A new survey of Atlantic Canadian startups shows that CEOs remain optimistic about their prospects for 2020, but also reveals that most have less than nine months of runway.
Halifax-based venture capital firm Concrete Ventures conducted the survey between April 20 and 27. Like other surveys, including one by Entrevestor, it found that the COVID-19 crisis is having a negative effect on some startups while others are thriving in the current climate.
For example, nearly 16 percent of the 103 respondents reported laying off staff since the beginning of the pandemic, and roughly half said COVID-19 had a negative effect on their businesses. Overall, the survey reveals considerable optimism with almost two-thirds of early-stage startups (those with $1 to $500,000 of annual revenue) expecting to add staff this year.
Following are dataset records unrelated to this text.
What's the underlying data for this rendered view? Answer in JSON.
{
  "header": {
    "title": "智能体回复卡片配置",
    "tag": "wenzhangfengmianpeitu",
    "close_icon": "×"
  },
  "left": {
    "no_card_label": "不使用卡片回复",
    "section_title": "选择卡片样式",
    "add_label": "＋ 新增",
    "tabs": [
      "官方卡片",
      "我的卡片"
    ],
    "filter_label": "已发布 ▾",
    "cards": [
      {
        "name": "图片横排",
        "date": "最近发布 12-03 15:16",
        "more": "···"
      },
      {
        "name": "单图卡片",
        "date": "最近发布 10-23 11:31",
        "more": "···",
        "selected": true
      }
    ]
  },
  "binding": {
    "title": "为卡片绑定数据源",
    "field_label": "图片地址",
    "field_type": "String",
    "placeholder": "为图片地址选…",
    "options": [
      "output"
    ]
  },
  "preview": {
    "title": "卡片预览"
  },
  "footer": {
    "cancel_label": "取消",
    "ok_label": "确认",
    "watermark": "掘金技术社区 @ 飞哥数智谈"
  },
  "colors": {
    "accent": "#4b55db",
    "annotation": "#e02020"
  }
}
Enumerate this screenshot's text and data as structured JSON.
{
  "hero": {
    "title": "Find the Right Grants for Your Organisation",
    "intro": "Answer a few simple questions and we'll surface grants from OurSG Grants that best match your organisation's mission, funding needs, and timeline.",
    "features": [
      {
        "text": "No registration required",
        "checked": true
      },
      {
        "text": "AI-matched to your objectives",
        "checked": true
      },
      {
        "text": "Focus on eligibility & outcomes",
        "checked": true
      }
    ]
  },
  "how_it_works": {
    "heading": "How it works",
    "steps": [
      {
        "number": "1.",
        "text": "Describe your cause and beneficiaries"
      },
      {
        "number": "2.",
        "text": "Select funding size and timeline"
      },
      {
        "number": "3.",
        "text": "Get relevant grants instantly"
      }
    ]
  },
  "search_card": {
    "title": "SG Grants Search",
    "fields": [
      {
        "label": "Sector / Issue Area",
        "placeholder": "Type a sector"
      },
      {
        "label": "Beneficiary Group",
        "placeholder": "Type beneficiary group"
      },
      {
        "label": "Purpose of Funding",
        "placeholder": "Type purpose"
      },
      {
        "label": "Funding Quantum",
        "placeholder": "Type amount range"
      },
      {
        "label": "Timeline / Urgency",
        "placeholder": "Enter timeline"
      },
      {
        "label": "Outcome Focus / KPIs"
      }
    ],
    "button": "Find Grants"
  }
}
The survey also highlights a subject gaining more attention in startup circles these days – runway. This refers to how much time a company has until it runs out of cash, assuming it maintains its current spending and revenue levels. Unless a company is cash-flow positive, it can only extend its runway by cutting costs, increasing sales or raising more capital.
The Concrete survey found that 74 percent of pre-revenue startups had less than nine months of runway as of late April. Some 53 percent of early-stage startups and half of established startups (those with more than $500,000 of annual sales) also indicated they were on track to run out of money by January.
“When you analyze the quantitative side of the survey, it seems like the data paints an optimistic and bullish future, but we all know that forward-looking statements shouldn’t be read as guarantees of future performance,” said Concrete Partner Patrick Hankinson in an email.
“When you start analyzing the qualitative part of the survey, you start to see some fear setting in. Respondents are pulling back their marketing/sales spend and struggling to generate top of the funnel leads, which will most likely translate into lower sales. Additionally, respondents are taking on more debt and with potentially lower sales, it will be harder to service that debt.”
The survey segmented the respondents into three categories: pre-revenue, early stage and established startups. COVID-19 is creating opportunities, with 46 percent of early-stage and 33 percent of established startups finding a business upside in the current situation.
The Concrete report said many respondents are trying to raise equity investment or take on debt. Even 37 percent of the pre-revenue companies are borrowing money to finance their operations in the current situation.
“Startups who take on new debt will soon have the pressure of servicing that debt . . . increasing the importance of increasing revenue substantially,” said the report.
Startups at every stage reported concerns about the impacts COVID-19 has had on sales and lead generation. In fact, 73 percent of early-stage and 93 percent of established companies have cut sales and marketing expenses. This is expected to impact growth over time, said Concrete.
Despite the host of federal government programs aimed at businesses to help them through this crisis, nearly 17 percent of startups indicated their business is not eligible for any programs and many pre-revenue companies feel left behind.
“COVID-19 is an unprecedented crisis for startups in Atlantic Canada, as it is for many startups around the world,” said Hankinson. “For some, this has created new opportunities but others are facing difficult challenges. Yet the East Coast startup community remains resilient. I am confident that we will get through this crisis.”